The episode parallels the aftermath of Odysseus’s visit to Aeolus, the god of the winds in the Odyssey. One of Odysseus’s men disobeys him, opening a bag of winds that then blows them off-course. In the “Aeolus” episode of Ulysses, wind is represented by the windy rhetoric used in journalism and oratory. The newspaper-room setting of the chapter, the episode’s headlines, and the men’s own inflated speech, together with the conversation about rhetorical and journalistic triumphs, all support the theme of the episode. Additionally, within the headlines and within the general text of the episode, over sixty different rhetorical figures (such as hyperbole, metonymy, chiasmus) are demonstrated.
Episode Seven also recalls one of Joyce’s earlier works—the short-story collection, Dubliners. Several Dubliners characters appear here (Lenehan, Ignatius Gallaher), and the sense of futility and paralysis of Dubliners filters into this episode depicting mid-day idleness, disappointment, and frustration. Just as Odysseus’s ship was blown off-course by the winds released from the bag, several characters are thwarted in their individual quests. Bloom does not get the Keyes ad in the paper, O’Molloy does not get a loan from Crawford, Stephen never makes it to meet Buck at the Ship pub at noon. If rhetoric is a means for making arguments and convincing listeners, it gets short shrift here. Few comprehensive connections are made in this episode—points and arguments trail off or are swallowed in the noise of the newspaper pressrooms. Instead, language works to obscure and divide: inside jokes, cryptic remarks, and stage-whispered comments abound.

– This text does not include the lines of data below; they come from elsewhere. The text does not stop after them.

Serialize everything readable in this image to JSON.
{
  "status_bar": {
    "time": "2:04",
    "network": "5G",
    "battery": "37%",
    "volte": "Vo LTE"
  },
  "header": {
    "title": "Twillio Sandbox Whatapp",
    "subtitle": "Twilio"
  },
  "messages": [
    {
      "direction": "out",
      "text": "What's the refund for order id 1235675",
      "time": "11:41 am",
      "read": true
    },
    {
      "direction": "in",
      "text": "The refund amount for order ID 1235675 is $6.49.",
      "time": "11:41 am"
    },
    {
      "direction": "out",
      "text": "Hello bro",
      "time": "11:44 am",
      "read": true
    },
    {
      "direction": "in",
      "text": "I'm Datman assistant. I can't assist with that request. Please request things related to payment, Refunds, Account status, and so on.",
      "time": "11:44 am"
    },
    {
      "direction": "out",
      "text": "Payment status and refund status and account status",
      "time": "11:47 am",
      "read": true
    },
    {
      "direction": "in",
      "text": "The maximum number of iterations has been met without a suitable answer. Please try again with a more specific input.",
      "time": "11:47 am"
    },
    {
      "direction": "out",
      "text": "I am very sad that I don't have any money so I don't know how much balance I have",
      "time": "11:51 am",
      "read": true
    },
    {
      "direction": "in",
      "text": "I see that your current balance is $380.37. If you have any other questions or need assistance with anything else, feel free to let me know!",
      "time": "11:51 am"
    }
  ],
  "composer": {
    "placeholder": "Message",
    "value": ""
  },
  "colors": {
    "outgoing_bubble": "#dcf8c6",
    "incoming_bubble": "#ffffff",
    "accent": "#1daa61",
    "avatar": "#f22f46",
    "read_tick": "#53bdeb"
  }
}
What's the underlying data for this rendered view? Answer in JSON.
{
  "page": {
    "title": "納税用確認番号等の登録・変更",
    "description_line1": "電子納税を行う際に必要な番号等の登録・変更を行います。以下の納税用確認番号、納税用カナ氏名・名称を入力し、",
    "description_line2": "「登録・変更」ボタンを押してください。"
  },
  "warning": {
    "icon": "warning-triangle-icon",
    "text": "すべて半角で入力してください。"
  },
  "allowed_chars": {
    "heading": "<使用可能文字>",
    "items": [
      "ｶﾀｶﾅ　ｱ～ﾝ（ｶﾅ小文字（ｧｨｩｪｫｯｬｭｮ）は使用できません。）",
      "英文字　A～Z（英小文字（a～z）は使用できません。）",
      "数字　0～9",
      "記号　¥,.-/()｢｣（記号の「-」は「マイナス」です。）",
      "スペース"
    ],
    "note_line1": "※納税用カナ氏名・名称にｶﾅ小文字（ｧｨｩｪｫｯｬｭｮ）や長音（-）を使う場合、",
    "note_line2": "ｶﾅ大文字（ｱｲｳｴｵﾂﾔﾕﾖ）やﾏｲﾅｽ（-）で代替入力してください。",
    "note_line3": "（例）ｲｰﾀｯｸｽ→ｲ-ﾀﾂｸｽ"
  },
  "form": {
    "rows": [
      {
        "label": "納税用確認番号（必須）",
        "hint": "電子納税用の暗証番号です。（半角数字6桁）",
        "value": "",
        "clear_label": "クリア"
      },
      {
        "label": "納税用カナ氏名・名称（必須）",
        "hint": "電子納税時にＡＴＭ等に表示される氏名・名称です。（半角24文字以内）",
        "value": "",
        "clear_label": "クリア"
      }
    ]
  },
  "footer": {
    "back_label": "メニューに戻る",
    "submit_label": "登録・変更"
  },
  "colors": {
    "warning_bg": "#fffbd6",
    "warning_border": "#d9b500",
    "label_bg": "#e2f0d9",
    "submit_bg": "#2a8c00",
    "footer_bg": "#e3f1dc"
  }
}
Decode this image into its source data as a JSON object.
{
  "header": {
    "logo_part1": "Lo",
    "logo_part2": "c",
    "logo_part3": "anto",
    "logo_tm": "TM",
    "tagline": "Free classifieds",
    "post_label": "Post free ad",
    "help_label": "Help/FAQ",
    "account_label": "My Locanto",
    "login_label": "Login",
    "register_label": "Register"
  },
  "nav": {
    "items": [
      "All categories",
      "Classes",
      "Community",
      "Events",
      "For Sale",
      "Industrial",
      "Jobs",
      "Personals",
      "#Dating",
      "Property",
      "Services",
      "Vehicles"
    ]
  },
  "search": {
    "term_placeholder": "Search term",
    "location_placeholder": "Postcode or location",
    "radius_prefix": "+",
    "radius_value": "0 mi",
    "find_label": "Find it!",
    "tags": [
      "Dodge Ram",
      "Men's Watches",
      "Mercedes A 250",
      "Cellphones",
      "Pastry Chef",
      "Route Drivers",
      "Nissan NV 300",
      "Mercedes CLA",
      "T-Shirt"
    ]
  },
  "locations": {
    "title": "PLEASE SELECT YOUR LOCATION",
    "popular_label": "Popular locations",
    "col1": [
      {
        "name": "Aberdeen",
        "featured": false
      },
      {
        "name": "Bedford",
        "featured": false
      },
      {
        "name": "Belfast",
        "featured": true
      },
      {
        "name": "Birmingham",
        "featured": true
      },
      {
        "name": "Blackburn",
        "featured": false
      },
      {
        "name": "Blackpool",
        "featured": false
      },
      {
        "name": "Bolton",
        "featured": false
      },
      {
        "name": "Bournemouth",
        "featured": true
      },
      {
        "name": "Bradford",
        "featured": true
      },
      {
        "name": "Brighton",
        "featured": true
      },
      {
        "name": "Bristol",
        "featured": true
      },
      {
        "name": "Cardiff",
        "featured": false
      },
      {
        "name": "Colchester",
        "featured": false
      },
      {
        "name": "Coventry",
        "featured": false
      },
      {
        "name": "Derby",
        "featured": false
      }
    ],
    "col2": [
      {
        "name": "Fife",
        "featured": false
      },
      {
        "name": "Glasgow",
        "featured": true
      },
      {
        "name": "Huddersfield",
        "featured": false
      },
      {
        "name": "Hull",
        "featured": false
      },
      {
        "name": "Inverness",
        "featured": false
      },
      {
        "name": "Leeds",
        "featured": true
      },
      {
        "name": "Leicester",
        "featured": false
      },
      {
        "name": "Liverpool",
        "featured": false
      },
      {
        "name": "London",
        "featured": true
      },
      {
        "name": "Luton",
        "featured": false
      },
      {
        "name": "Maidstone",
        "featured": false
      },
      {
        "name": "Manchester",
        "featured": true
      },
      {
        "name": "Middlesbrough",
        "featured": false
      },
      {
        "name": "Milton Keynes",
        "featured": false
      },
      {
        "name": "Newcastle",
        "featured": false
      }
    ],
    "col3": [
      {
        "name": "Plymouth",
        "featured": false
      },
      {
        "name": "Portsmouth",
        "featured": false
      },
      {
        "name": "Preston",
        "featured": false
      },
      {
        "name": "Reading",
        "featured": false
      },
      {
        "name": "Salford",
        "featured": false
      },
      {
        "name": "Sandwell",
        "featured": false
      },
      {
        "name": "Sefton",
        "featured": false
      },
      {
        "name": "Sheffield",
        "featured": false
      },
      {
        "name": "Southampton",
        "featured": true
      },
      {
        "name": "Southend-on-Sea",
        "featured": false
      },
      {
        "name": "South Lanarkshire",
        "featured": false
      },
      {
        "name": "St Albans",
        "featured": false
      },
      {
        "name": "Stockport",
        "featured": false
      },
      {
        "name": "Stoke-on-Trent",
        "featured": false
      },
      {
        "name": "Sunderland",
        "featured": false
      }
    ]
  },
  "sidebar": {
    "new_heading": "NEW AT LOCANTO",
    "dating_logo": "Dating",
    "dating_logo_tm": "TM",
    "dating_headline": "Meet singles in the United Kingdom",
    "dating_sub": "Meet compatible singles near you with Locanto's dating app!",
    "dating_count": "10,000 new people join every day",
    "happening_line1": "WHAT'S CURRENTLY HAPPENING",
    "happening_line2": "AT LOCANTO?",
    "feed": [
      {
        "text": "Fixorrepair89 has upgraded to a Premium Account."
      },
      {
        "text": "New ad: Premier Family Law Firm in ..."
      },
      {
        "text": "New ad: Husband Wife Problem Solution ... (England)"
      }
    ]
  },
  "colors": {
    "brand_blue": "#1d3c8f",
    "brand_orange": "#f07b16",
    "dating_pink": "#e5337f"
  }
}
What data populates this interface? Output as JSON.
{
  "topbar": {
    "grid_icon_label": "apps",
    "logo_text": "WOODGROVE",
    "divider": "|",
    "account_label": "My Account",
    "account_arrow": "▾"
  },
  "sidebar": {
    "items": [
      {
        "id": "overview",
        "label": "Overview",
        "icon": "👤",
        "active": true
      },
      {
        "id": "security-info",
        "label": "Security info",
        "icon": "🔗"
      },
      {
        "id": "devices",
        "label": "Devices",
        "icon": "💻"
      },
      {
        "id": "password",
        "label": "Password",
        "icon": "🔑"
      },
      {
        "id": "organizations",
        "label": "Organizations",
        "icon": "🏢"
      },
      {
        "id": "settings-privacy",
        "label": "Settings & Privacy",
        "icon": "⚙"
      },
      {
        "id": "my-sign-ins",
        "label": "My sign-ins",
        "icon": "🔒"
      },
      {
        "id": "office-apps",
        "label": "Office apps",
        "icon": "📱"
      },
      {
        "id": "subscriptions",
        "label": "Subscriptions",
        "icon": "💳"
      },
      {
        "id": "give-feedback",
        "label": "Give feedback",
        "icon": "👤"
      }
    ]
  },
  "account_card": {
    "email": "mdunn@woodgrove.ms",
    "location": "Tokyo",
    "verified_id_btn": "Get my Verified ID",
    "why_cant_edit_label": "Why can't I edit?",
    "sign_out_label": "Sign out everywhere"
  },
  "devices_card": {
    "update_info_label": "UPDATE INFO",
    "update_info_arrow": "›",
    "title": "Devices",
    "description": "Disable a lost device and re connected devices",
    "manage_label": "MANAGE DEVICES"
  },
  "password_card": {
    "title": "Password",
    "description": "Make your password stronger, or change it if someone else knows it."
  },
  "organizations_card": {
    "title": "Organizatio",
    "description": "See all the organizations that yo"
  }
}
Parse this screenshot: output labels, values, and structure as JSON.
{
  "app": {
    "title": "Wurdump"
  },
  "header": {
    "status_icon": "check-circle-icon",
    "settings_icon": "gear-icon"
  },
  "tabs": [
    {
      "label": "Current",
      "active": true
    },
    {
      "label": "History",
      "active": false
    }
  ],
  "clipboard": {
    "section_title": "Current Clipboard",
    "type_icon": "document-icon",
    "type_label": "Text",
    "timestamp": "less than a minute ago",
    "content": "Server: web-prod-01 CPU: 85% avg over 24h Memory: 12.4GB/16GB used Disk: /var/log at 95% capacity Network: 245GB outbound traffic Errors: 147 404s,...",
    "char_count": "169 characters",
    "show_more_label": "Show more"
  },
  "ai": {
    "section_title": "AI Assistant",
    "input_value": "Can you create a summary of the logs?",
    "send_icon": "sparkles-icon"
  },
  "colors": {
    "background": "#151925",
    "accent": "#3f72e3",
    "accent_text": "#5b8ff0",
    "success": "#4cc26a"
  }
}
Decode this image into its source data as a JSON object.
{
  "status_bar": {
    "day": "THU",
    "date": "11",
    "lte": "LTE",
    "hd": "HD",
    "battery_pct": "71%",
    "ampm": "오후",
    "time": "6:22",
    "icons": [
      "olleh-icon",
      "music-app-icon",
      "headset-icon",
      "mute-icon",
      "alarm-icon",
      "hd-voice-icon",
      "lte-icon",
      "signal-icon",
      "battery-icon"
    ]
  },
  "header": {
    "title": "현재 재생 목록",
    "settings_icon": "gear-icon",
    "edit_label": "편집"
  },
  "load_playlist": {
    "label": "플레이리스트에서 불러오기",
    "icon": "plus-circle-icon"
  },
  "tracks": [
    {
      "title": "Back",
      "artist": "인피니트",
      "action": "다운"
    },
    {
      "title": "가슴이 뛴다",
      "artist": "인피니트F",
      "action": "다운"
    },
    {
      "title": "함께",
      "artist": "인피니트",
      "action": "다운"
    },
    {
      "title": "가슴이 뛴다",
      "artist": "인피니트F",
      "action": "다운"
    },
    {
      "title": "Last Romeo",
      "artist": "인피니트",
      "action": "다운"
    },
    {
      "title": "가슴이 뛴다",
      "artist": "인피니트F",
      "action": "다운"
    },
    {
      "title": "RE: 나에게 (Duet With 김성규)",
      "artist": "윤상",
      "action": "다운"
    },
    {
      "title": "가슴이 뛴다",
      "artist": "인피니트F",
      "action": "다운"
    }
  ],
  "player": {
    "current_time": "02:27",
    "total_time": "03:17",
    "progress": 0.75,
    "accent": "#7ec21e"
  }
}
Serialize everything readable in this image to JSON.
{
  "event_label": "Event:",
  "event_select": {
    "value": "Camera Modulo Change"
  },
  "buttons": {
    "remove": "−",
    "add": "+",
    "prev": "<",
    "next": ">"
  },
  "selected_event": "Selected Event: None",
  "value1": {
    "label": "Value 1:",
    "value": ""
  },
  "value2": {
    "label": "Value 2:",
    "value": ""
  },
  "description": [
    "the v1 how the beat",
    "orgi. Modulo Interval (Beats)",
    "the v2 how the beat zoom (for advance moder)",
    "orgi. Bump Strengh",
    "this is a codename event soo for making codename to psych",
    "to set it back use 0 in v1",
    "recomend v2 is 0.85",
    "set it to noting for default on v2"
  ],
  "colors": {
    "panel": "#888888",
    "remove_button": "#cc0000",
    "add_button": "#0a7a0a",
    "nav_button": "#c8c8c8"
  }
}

Episode Seven is the first episode in which Stephen and Bloom actually cross paths (at the very end of the episode). Notably, Stephen ignores Bloom, while Bloom, father-like, notes Stephen’s newer boots and, with disapproval, that Stephen has muck on his shoes and is leading the way to the pub. Bloom’s and Stephen’s separate but equal time in the episode invites comparison between their appearances in the Freeman offices. Bloom fails in his task of securing the Keyes ad for three months, while Stephen succeeds in getting Deasy’s letter printed. Stephen has the center of the room, physically and symbolically, while Bloom remains unseen on the outskirts, bumped more than once. Bloom is jokingly referred to as a representative for the art of advertising, while Stephen is treated like a near-equal by the men and is even offered the chance to write for the paper. We also notice the two men’s differing approaches to the domain of public expression. Bloom, as we have seen, has a pragmatic approach to the art of writing, oratory, and advertising. In Episode Four, we saw him consider writing fiction himself, in part to make money by it. Stephen, though flattered by the newspapermen’s high expectations for him, will not waste himself on their type of writing—he will remain focused on his art, his poetry.